My Lords, is the Minister aware that one computer in a secondary school, which may have as many as 1,000 pupils, or even one computer in a class of 30, is not really of very much use? It is not much use having the computer if you do not have the softwear or the staff. Of course, the same goes for primary schools; one computer is not enough. What the Government have done is really just a gimmick.

Lord Glenarthur

My Lords, I do not think that that is the case at all. I quite agree with the noble Baroness that to have more than one computer is highly desirable. Nevertheless, these machines cost money and someone has to decide from where the money has to come. The suggestion of its being a gimmick is simply not the case at all. I think I said in answer to an earlier question that there are those who believe that in the future people in this country will be either computer literate or computer illiterate. That is why it is so important to start our young people off very early with the skills and the knowledge of this scheme.

Lord Blyton

My Lords, I lived a long time and I remember that at one time we spoke about rationalisation; now it is the development of technology. Is not the basis of it all that we should produce more with less labour involved in the process of producing it? Does not that mean more unemployment, bearing in mind the 4 million unemployed that we have today?

Lord Glenarthur

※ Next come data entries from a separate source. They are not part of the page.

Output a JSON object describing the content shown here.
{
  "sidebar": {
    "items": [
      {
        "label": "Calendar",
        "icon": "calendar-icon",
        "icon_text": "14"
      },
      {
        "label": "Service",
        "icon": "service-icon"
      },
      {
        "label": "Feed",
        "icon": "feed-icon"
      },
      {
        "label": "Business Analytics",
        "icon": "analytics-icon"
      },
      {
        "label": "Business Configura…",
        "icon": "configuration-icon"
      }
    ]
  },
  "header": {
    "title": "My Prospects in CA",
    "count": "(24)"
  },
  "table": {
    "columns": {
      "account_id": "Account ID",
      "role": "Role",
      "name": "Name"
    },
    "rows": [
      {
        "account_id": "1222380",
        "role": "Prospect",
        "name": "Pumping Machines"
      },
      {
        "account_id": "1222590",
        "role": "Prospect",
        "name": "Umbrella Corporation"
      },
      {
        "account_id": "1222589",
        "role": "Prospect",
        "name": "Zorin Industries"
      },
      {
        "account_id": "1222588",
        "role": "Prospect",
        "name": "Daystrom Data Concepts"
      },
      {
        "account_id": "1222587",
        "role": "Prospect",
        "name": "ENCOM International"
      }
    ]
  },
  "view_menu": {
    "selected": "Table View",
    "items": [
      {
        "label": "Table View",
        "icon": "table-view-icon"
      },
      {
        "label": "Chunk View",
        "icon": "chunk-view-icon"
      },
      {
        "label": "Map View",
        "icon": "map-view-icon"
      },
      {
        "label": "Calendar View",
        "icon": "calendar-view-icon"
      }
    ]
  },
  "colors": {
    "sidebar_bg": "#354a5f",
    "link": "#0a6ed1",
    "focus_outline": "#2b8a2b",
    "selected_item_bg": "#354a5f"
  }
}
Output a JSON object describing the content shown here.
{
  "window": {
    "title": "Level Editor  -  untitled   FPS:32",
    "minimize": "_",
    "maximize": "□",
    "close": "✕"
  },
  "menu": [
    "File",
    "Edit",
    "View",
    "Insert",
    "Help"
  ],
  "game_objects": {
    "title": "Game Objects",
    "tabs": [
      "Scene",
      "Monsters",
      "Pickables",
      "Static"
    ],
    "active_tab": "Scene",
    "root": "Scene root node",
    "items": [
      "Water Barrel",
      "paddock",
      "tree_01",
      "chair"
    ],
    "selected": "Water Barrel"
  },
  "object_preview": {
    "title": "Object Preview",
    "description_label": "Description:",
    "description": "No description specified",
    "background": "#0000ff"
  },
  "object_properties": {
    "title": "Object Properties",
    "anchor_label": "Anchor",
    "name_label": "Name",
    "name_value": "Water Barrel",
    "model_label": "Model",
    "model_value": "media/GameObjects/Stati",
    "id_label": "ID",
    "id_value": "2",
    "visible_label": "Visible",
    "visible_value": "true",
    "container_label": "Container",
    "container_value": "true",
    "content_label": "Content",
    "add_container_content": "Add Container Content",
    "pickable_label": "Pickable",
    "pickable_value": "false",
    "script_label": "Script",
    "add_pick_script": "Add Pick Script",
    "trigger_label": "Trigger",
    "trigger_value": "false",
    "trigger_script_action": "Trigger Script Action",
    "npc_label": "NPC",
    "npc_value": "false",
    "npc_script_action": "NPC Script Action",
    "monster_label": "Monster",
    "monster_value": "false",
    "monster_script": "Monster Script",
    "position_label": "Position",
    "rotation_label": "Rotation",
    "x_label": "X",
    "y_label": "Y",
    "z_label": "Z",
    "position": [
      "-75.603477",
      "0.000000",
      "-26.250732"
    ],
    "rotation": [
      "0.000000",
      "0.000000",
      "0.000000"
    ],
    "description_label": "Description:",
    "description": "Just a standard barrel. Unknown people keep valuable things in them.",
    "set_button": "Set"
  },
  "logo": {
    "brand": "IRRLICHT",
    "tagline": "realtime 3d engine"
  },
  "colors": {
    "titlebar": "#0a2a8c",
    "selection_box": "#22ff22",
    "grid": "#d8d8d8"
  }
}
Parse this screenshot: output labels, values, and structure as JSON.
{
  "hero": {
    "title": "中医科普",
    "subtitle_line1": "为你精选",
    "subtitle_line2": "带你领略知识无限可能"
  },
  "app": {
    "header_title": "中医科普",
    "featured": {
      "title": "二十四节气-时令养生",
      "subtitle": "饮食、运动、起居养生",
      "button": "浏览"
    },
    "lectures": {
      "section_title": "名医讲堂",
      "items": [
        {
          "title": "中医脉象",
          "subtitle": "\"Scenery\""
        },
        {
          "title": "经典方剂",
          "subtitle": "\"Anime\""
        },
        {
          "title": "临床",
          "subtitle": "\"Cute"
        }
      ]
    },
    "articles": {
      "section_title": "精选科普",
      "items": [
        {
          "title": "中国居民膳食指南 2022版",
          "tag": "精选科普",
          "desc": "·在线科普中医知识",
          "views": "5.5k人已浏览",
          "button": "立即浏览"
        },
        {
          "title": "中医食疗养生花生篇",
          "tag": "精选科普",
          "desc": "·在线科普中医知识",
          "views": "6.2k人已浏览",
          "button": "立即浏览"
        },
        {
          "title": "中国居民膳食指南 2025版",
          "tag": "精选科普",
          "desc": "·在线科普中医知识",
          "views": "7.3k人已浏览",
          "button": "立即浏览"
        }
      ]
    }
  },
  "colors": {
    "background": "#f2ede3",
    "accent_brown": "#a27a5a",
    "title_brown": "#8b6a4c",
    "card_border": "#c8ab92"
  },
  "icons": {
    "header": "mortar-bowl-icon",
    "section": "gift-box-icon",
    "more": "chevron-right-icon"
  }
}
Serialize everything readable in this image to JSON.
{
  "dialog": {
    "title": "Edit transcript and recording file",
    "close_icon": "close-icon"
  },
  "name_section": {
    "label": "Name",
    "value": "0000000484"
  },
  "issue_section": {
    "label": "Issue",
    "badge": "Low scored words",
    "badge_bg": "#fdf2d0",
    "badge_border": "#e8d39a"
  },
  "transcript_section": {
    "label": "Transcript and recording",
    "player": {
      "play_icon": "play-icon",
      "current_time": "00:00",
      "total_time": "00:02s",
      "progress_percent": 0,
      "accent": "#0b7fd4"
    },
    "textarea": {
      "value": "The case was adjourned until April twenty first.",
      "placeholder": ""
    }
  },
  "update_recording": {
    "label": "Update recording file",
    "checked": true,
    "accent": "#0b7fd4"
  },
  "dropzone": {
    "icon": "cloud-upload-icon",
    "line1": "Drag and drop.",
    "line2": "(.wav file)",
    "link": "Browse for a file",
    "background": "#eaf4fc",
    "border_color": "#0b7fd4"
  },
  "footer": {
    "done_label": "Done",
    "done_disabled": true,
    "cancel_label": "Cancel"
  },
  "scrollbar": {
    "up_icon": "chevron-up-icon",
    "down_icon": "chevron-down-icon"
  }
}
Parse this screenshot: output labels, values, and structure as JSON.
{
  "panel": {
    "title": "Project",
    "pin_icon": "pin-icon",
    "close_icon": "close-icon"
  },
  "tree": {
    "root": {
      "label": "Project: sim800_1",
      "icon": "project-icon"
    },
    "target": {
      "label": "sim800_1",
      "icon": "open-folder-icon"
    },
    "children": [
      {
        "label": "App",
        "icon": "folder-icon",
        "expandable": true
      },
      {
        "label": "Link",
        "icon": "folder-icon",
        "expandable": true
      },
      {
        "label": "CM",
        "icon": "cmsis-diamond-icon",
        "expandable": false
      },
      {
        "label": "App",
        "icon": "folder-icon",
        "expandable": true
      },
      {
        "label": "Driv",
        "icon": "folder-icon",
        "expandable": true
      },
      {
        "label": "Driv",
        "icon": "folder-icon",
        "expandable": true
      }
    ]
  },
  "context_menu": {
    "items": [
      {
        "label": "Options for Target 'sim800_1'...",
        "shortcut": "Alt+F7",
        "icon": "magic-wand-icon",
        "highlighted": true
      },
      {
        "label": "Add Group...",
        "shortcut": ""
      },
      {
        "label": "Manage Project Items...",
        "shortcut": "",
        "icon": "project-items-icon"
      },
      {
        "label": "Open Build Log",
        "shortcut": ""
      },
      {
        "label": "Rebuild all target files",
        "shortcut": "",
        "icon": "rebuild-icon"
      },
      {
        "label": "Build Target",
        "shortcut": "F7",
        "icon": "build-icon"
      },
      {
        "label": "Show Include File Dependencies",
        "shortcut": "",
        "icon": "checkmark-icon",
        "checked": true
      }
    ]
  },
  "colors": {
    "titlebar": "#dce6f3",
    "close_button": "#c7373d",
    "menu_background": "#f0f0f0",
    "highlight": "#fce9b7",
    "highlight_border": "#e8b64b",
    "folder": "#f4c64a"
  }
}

No, my Lords; I do not agree with the noble Lord. I believe that it is through the development of technology that we shall be able to compete in the world and be able to create jobs. I believe that there are various parts to any strategy which might exist and I think I can say that our information technology industry and business in general need a modern and comprehensive information technology infrastructure, just as previous industrial revolutions demanded a transport infrastructure of roads, canals, railways and that sort of thing.

Viscount St. Davids

My Lords, I wonder whether the noble Lord can tell the House how far the universities are able to benefit financially and help their funds from money raised by the sale of technology and new prototypes to industry? Is not this a help to university funds, or to what extent are they able to do this?

Lord Glenarthur

My Lords, I do not think I can give the noble Viscount an answer to that without due notice. The Government have announced their intention to increase the programme of recruitment by the universities of additional researchers and lecturers, particularly in the field of scientific research. An additional provision of £13 million is also to be made in 1983–84 for the expansion of research and the training of qualified manpower in fields related to IT.

Lord Somers

My Lords, can the noble Lord tell us how soon it will be possible for scientific research to have been carried forward so that people no longer need to use their brains?

Lord Glenarthur

My Lords, there are those who believe that in due course computers may be able to think without being programmed, but I think we are a little way off that yet.

Lord Rochester

My Lords, this Question has already gone on a long time, but is the noble Lord able to give us briefly any information about the development of the Open Tech, which I think was not among the agencies to which he referred when replying to the noble Lord, Lord Sandys?

Lord Glenarthur

No, my Lords, I am afraid that I have not got that information, but I shall find out and write to the noble Lord.